Iatrogenic causes account for 50-75% of esophageal perforations. The actual incidence depends on the procedure; rigid endoscopy carries a perforation rate 0.1-0.4%, while that of flexible endoscopy varies from 0.01-0.06%. Rates increase quickly when interventions are undertaken, such as pneumatic balloon dilatation in achalasia (2-6%) [8] or any procedure involving strictures secondary to radiation or tumor (15%). [9] Furthermore, the rate of perforation is increased in the presence of a large hiatal hernia or esophageal diverticula.

Penetrating trauma to the neck (2-9%), thinning of esophageal membrane secondary to variceal sclerotherapy (1-3%), and foreign body or toxic ingestions (5-15%) make up the bulk of the remaining causes.

Race-, sex-, and age-related data

No information on racial predilection is available.

Boerhaave syndrome is generally associated with vomiting and customarily occurs after drinking and eating binges. It is more commonly observed in males than in females. Iatrogenic perforation shows no predilection.

Boerhaave syndrome is most common among patients aged 40-60 years old, but isolated case reports in children have been described. [10]

Iatrogenic perforations are associated with preexisting pathology and so are more common in fifth and later decades of life.



The prognosis can be poor, especially if diagnosis is delayed. Even with prompt diagnosis and definitive therapy, the hospital course may be prolonged with high rates of morbidity and mortality.

The prognosis of cervical iatrogenic perforation is far better than that of spontaneous perforation.


Even with prompt therapy and advances in surgical technique, the mortality rate can be very high, varying from 5-75%; higher rates correlate with delays in both presentation and diagnosis.

Mortality also varies by etiology and location of the perforation. The highest rates are attributed to Boerhaave syndrome (up to 72%), partly because of the difficulty in making the diagnosis, followed by iatrogenic (19%) and traumatic perforations (7%). Cervical perforations portend a lower mortality compared with abdominal and thoracic perforations due to containment of potential contamination by tight fascial attachments and mechanisms, which may make injury more obvious.

Treatment delays and misdiagnosis of the condition contribute significantly to higher rates of morbidity and mortality. [2, 11] Diagnostic errors are prevalent, and esophageal ruptures can be confused with equally serious conditions such as acute myocardial infarction, perforated peptic ulcers, and acute pancreatitis.

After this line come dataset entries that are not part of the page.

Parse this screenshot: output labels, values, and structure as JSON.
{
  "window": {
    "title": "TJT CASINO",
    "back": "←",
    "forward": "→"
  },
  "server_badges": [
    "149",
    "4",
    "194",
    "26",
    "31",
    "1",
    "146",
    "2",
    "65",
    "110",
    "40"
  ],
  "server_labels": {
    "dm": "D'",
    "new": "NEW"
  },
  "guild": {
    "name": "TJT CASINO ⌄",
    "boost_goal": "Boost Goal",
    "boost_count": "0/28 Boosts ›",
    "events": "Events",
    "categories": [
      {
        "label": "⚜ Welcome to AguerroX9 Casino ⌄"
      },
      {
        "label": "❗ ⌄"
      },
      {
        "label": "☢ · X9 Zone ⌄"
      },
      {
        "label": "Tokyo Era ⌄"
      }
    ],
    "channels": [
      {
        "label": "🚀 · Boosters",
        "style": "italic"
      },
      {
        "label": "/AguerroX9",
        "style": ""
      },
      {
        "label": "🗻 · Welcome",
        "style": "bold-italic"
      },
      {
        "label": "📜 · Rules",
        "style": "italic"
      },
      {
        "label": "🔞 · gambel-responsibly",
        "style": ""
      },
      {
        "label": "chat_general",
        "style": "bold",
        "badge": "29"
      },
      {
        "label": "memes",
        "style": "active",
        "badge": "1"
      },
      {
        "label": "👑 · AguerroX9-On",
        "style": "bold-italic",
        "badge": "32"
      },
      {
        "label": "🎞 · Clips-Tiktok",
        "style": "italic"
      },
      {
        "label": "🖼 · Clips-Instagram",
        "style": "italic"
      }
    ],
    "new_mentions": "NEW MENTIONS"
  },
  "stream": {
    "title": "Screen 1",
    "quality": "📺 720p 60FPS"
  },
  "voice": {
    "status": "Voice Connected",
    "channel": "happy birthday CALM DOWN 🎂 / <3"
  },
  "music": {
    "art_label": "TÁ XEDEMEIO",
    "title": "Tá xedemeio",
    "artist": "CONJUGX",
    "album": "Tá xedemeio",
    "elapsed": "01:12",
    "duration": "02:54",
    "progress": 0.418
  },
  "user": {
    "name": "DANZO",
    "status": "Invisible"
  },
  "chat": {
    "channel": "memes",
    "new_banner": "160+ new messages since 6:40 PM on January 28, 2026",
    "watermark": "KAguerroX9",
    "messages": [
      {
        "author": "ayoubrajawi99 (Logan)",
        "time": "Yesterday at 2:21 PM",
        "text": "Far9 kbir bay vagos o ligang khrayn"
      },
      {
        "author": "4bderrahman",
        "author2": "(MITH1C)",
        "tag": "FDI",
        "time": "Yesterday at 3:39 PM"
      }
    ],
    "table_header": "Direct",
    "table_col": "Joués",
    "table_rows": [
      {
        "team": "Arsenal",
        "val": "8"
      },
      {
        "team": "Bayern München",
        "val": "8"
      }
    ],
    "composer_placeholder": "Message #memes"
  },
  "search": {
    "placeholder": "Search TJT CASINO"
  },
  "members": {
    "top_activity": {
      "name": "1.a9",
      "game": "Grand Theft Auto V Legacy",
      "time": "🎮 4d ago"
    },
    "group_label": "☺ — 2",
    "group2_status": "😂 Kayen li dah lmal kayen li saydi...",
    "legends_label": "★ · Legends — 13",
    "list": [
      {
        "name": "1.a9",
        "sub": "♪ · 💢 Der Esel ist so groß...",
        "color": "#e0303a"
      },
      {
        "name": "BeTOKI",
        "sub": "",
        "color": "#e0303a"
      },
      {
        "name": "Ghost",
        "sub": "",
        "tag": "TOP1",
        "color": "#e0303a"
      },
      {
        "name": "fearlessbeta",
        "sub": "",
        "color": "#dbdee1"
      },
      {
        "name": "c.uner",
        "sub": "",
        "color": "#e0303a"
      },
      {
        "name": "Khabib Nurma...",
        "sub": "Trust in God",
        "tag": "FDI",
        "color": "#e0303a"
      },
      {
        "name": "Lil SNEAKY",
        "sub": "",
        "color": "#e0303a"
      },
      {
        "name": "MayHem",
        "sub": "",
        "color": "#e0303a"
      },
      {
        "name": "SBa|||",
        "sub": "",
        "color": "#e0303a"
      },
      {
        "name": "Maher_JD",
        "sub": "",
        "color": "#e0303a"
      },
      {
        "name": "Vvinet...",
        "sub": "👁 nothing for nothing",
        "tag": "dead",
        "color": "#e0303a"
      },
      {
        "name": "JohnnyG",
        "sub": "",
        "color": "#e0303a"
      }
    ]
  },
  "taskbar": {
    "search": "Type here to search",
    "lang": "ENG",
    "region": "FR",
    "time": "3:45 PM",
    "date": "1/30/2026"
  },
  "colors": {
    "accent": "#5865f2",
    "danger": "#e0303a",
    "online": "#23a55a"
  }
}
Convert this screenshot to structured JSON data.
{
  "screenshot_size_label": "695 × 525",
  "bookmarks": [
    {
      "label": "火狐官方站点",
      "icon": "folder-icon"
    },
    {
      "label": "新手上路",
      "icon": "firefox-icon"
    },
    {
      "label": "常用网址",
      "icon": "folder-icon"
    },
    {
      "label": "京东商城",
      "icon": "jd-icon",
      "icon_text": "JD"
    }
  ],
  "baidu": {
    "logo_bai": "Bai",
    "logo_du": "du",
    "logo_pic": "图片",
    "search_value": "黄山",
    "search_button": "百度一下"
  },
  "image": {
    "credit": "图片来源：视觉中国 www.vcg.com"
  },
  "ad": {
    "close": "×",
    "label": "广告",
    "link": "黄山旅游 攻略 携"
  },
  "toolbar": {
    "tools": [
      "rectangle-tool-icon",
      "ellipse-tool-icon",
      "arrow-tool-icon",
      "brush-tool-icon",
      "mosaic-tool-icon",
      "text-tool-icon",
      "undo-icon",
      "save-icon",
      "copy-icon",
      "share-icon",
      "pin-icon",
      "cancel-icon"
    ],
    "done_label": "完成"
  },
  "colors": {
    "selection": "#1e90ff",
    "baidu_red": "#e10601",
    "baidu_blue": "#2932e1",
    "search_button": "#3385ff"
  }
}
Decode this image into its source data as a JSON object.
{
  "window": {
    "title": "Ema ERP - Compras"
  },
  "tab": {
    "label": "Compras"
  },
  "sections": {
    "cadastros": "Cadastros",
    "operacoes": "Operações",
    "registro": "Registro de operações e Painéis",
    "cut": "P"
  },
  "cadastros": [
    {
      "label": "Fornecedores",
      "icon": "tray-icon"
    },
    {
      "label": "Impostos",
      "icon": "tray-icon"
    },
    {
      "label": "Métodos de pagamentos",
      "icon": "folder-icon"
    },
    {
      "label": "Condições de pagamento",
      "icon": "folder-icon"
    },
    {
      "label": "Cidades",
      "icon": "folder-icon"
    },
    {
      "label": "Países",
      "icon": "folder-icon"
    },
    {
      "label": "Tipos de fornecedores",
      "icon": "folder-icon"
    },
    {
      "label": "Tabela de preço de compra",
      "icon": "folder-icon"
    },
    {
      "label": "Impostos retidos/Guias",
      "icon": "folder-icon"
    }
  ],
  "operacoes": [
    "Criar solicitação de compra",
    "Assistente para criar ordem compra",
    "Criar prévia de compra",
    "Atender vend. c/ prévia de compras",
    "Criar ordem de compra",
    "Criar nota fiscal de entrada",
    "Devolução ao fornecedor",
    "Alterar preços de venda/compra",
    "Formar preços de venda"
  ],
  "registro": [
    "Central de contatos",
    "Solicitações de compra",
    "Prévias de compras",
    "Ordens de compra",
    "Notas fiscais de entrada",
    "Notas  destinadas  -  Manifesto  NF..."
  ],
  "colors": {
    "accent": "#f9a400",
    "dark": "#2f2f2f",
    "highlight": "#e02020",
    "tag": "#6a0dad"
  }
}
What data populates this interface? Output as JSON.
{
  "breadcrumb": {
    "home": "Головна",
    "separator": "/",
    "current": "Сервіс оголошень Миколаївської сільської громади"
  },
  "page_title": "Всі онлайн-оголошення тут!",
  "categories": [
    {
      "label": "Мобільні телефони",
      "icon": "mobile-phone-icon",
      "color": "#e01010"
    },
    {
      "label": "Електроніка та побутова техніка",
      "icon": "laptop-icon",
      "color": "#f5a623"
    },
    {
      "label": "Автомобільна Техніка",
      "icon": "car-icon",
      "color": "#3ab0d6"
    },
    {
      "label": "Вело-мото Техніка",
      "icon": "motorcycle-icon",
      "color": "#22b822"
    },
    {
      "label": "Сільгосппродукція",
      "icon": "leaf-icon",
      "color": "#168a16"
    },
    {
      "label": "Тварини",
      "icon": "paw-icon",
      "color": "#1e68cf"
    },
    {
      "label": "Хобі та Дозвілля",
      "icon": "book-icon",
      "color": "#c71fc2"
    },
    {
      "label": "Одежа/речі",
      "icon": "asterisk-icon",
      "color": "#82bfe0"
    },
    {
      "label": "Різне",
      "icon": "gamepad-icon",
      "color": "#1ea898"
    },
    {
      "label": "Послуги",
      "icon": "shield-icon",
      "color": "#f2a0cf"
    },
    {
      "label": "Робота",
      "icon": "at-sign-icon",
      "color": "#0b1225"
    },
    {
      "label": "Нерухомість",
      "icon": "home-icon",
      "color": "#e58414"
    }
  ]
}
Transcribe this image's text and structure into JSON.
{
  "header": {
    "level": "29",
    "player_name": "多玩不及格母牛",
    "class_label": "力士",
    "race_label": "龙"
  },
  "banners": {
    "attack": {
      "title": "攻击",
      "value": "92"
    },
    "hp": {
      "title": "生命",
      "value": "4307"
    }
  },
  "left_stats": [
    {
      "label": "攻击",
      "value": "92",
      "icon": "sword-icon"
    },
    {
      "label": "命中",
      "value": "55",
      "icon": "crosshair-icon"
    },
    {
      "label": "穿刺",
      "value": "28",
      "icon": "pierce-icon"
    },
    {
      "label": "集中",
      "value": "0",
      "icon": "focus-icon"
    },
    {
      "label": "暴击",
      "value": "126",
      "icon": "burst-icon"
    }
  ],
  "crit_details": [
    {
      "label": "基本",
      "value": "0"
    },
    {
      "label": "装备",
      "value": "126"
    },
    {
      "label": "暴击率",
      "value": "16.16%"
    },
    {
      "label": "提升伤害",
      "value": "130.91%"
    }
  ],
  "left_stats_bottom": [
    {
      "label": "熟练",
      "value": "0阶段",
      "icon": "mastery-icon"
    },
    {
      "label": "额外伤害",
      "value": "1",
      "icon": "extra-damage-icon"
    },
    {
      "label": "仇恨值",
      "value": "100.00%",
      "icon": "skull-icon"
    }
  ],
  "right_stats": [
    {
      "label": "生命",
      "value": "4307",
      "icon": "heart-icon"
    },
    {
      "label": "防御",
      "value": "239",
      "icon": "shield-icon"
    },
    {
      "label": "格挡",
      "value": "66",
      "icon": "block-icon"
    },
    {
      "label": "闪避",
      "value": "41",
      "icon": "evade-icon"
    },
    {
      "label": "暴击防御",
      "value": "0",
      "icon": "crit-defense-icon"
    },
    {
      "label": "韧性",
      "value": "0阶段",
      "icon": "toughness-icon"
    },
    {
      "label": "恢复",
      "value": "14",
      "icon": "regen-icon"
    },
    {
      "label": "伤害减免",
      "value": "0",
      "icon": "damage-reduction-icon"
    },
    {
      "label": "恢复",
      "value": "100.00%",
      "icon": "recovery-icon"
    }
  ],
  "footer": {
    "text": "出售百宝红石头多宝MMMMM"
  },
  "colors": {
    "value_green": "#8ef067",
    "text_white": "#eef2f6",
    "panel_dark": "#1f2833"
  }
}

The morbidity and mortality in esophageal perforation is most often due to an overwhelming inflammatory response to gastric contents in the mediastinum, pleural spaces, and adjoining tissues, as well as swift spread of infection to paraesophageal structures. Negative intrathoracic pressure may draw gastric material out of the esophagus, exacerbating injury.

Morbidity may be due to pneumonia, mediastinitis, empyema, polymicrobial sepsis, and multiorgan failure.


Complications include pneumonia, mediastinitis, sepsis, empyema, and adult respiratory distress syndrome.

Because of improved management, a significant number of patients now survive; recurrent spontaneous ruptures of the esophagus have been described. [12]

Esophageal injuries secondary to penetrating trauma often involve adjacent structures such as the spinal cord and trachea.